Compared to interior point methods, sequential quadratic programming has the advantage of not needing a feasible point to begin. Like Newton’s method, sequential quadratic programming has local quadratic convergence. A downside of sequential quadratic programming is that solving the quadratic program at each step can take considerably longer than solving the system of linear equations that interior point methods and Newton methods require.

SLQP active set methods use a linear approximation to the optimization problem to decide which constraints are “active” (binding). In each iteration, a linear approximation to the original problem is first solved. The constraints that bind in linear approximation are then assumed to bind in the full problem, and we take a Newton step accordingly.

Augmented Lagragian methods convert a constrained minimization problem to an unconstrained problem by adding a penalty that increases with the constraint violation to the objective function.

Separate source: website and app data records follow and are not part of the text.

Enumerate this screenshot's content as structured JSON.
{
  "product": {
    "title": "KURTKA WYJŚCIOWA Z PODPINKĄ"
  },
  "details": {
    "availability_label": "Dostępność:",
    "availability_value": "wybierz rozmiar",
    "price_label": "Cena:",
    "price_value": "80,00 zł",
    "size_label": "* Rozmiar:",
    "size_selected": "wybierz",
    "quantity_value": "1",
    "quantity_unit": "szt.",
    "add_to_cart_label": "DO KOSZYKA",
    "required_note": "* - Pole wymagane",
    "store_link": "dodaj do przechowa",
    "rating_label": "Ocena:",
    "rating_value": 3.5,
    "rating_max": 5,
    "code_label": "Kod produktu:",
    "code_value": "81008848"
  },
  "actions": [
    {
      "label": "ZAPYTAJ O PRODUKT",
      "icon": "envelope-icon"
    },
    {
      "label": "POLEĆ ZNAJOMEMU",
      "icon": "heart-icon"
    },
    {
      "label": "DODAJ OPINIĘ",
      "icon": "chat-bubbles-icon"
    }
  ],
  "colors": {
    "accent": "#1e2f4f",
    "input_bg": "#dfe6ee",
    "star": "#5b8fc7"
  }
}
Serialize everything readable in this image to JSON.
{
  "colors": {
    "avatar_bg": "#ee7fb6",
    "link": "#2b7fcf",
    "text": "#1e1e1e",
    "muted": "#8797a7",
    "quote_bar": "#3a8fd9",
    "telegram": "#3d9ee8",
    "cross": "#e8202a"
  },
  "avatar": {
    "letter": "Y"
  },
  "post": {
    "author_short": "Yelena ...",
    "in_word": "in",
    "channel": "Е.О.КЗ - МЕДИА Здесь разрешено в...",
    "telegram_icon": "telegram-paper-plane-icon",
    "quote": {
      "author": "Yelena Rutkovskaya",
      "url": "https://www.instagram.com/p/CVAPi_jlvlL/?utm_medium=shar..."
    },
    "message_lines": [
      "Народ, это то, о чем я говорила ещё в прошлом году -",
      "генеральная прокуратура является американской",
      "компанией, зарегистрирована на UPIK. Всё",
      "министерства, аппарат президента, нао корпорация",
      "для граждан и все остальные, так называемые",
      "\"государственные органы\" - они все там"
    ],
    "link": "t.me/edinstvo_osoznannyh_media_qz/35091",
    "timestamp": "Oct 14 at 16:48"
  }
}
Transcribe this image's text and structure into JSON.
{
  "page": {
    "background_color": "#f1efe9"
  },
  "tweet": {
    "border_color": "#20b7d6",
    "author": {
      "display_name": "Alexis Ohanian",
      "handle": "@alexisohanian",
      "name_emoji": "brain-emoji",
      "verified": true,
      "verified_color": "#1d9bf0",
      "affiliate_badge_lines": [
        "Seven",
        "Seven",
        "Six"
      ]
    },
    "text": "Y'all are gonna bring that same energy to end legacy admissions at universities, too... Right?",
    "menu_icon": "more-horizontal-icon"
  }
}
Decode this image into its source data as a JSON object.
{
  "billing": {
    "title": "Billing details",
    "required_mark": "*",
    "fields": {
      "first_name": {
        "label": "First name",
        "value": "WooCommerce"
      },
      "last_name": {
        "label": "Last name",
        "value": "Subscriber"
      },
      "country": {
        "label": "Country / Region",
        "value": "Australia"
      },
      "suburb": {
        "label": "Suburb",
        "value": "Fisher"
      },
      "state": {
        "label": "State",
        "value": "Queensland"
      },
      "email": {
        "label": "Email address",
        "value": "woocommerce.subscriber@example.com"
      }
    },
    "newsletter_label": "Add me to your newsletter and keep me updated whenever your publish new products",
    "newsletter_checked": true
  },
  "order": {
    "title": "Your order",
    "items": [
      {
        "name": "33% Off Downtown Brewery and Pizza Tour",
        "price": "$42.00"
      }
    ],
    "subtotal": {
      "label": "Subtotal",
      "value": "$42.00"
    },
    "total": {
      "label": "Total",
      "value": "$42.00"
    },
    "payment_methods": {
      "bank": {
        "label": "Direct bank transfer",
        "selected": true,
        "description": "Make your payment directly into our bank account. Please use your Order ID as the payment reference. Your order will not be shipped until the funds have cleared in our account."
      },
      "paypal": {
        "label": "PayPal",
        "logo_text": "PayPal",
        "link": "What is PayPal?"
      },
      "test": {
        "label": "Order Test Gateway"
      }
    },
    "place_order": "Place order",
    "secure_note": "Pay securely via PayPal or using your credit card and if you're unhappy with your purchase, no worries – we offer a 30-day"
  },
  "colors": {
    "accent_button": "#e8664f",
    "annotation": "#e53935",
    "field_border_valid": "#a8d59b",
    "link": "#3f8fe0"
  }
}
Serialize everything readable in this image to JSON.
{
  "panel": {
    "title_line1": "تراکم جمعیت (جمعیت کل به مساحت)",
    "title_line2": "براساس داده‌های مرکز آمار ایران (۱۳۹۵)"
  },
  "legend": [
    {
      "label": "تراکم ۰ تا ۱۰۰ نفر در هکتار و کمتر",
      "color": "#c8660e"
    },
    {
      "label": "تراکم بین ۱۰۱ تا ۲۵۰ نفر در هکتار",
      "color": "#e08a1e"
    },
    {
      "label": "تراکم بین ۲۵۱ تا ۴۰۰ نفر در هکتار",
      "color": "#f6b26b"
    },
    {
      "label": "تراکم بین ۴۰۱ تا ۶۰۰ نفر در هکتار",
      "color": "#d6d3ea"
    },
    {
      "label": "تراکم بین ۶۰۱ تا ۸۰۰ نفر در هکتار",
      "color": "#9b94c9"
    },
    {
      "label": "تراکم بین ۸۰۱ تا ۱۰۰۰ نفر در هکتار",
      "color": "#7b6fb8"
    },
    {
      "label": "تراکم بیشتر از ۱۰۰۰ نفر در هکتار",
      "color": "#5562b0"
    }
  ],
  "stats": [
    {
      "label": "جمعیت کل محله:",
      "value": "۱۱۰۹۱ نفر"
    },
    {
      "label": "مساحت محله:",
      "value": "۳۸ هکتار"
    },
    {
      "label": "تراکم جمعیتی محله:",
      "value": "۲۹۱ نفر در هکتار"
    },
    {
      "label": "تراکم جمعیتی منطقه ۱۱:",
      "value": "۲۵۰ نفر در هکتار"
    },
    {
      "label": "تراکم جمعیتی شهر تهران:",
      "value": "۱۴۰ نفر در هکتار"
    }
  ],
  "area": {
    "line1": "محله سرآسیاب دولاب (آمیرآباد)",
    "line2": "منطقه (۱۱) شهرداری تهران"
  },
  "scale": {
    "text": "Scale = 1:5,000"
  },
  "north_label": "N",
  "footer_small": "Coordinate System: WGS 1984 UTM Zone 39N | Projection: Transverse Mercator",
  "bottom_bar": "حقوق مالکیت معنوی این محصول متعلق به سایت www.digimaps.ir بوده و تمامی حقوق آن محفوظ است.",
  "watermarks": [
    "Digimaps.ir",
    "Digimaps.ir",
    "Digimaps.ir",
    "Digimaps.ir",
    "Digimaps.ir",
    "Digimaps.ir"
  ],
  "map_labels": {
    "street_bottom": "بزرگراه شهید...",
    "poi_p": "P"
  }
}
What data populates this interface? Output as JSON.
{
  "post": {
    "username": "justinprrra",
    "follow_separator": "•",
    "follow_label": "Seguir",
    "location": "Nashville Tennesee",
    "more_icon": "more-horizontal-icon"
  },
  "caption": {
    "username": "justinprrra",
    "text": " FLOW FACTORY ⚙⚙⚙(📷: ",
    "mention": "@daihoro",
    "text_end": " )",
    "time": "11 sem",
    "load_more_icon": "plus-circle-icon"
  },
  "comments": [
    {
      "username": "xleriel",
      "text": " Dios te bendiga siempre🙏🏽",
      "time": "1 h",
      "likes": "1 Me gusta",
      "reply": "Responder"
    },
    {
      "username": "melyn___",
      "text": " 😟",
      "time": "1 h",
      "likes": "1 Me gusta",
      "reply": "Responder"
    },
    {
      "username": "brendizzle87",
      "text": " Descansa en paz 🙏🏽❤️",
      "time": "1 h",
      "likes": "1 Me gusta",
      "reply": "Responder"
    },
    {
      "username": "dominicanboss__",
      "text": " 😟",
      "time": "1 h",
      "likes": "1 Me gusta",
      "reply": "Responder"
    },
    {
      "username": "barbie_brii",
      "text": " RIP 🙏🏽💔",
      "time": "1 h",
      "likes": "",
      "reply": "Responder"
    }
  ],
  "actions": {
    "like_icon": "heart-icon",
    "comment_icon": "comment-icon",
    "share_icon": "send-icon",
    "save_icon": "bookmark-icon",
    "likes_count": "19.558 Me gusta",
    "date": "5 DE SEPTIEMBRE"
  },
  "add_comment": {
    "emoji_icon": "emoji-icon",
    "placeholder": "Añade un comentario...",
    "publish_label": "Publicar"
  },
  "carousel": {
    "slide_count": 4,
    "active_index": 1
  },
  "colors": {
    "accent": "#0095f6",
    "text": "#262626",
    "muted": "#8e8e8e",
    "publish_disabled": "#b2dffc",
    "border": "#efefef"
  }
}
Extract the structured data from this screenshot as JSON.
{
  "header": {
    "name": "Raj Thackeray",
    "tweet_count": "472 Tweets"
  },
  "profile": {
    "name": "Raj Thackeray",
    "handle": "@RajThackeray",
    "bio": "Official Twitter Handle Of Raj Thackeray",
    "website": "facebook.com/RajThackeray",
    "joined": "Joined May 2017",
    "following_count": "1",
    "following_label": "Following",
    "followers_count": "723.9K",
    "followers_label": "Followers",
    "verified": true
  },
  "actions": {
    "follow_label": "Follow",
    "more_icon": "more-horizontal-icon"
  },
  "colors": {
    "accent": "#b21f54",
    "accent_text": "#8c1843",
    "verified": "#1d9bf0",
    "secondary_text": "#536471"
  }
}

Most for Convex program solvers are designed to accept semidefinite programs instead of quadratic programs. Fortunately, a quadratic program can be re-written as a semidefinite program. A solver such as SCS, ECOS, or Mosek can then be used. Fortunately, Convex.jl will automatically take care of any necessary transformation.↩︎